[Start of section]
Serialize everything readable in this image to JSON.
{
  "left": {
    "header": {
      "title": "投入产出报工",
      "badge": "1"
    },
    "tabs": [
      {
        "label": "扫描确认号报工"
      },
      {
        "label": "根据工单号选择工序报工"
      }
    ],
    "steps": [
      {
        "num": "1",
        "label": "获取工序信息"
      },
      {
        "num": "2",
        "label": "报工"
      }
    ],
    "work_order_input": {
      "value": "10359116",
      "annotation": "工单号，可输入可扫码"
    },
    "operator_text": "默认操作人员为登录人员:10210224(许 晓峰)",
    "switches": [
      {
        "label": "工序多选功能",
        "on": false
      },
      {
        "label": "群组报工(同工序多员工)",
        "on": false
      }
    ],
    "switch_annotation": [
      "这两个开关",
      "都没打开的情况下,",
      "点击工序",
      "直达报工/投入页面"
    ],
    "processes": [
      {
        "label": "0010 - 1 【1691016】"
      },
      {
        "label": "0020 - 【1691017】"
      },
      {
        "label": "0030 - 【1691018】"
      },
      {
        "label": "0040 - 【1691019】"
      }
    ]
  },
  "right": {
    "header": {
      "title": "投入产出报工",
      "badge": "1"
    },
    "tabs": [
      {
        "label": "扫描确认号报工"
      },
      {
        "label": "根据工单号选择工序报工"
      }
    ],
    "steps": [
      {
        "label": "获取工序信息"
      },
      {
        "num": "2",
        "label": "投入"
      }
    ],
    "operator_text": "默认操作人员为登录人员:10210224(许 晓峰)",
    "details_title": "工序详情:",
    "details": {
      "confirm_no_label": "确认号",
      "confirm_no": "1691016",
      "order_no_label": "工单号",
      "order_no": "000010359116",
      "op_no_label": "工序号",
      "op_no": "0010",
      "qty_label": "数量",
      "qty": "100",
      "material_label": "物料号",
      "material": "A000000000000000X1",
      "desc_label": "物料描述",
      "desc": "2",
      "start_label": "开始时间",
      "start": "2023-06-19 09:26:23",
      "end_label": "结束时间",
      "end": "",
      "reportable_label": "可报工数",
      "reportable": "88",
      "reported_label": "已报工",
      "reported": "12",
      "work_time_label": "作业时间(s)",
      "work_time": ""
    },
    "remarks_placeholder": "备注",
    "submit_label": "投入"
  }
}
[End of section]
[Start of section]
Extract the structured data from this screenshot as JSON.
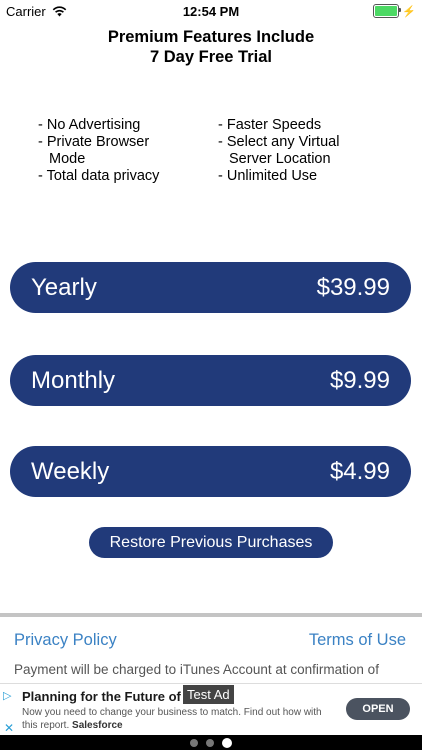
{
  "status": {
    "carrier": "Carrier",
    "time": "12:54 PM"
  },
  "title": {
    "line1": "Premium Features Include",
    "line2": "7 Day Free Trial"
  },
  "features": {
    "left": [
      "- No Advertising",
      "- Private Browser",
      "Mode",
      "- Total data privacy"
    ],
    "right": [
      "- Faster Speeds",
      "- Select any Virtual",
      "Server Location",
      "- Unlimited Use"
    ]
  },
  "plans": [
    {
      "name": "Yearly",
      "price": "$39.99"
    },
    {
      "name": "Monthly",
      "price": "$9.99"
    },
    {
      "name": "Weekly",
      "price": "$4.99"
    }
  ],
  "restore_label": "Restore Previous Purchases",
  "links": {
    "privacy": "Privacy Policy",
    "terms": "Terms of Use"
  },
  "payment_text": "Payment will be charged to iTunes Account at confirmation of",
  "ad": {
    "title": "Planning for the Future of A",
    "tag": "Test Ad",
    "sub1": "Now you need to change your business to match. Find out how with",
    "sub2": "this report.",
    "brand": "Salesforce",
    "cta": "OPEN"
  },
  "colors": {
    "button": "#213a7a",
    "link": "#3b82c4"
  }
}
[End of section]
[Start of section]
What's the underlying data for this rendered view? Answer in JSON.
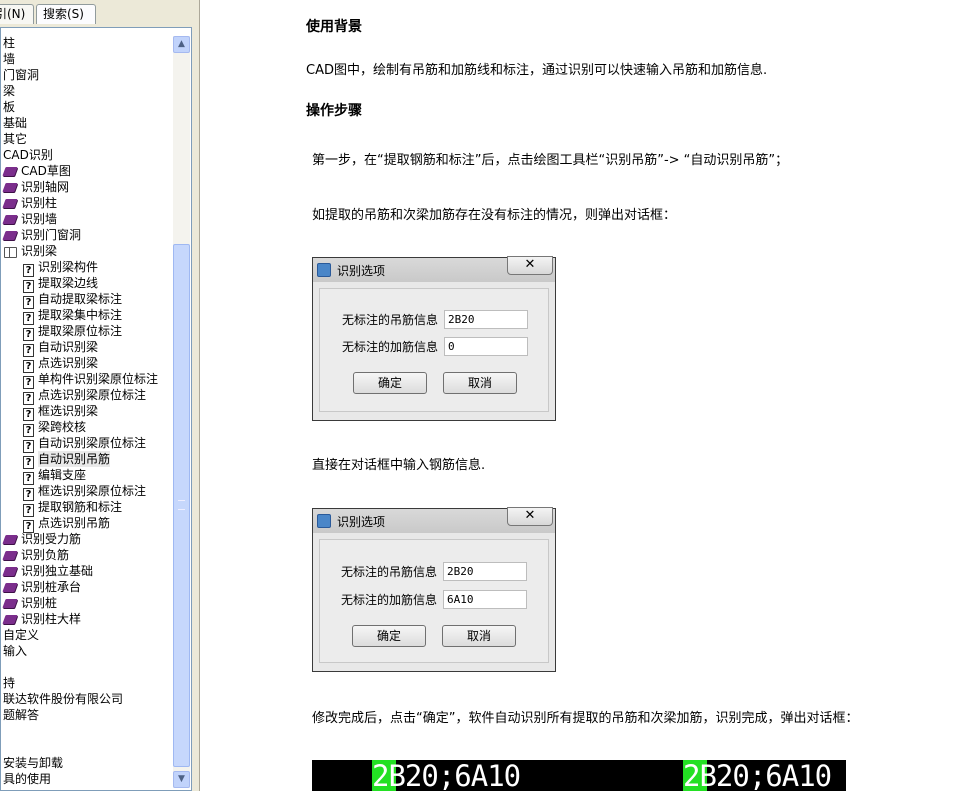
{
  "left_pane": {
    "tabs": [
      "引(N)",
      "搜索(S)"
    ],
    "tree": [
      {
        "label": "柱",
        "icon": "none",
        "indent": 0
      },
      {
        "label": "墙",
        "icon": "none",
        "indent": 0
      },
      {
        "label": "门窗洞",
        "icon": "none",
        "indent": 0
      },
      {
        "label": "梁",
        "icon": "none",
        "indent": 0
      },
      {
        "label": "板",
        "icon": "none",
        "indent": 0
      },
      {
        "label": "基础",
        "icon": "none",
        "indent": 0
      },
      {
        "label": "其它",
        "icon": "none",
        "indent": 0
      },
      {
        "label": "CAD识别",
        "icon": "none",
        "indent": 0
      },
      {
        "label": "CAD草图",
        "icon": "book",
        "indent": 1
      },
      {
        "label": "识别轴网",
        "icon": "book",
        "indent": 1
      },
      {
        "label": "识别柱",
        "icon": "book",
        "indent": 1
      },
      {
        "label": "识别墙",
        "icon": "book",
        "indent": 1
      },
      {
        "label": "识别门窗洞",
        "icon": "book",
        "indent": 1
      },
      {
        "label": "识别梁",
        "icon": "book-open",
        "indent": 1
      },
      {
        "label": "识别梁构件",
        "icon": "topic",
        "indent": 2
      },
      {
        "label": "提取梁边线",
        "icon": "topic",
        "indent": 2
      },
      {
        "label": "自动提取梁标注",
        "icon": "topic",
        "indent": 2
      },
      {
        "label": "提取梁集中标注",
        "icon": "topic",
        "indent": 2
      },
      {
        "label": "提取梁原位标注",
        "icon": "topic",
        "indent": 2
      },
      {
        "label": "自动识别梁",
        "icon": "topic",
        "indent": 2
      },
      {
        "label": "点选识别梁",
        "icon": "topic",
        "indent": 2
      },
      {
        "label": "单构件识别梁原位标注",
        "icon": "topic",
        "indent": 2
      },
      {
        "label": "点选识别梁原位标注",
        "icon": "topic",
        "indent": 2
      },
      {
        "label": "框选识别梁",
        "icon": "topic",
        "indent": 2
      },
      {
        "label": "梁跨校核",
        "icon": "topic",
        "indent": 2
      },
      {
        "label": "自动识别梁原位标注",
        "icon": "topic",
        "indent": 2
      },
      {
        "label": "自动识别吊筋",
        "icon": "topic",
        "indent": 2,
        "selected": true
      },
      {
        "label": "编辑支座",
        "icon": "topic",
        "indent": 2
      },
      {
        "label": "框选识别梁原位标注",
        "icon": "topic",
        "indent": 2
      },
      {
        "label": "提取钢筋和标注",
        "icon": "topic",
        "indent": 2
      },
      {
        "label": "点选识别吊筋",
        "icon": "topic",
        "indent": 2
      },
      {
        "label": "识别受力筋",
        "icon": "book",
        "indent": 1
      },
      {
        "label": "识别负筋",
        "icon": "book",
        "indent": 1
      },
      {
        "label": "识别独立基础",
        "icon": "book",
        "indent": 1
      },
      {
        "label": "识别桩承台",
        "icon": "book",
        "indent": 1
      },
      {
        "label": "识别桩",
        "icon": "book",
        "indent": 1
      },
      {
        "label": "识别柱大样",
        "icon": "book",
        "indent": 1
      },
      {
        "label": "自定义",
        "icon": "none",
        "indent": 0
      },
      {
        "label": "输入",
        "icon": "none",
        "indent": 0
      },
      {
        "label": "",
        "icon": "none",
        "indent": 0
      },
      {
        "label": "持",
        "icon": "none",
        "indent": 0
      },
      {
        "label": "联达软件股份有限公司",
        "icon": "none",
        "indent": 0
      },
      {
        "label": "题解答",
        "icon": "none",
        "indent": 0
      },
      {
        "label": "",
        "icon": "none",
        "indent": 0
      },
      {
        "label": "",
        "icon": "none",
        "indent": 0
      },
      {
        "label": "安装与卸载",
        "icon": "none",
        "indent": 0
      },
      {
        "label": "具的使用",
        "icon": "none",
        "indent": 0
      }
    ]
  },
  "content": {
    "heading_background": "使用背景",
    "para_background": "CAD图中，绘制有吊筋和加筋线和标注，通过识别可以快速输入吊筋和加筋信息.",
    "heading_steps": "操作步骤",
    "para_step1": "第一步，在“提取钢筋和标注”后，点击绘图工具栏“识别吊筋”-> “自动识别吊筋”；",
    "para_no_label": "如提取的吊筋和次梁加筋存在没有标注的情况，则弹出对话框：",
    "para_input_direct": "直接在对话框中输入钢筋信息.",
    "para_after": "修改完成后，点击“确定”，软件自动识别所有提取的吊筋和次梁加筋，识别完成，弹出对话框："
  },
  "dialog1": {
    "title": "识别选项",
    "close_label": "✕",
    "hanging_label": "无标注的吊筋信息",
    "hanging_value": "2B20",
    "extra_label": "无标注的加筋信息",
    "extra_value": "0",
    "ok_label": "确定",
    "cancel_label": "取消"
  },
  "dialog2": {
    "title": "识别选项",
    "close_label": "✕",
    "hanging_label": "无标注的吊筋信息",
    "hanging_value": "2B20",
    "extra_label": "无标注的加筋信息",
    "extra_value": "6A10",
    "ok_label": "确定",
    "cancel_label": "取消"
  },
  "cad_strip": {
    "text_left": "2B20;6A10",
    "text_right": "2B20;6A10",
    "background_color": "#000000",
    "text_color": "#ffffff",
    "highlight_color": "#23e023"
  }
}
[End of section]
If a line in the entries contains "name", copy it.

## Answer:
      "name": "Yearly",
      "name": "Monthly",
      "name": "Weekly",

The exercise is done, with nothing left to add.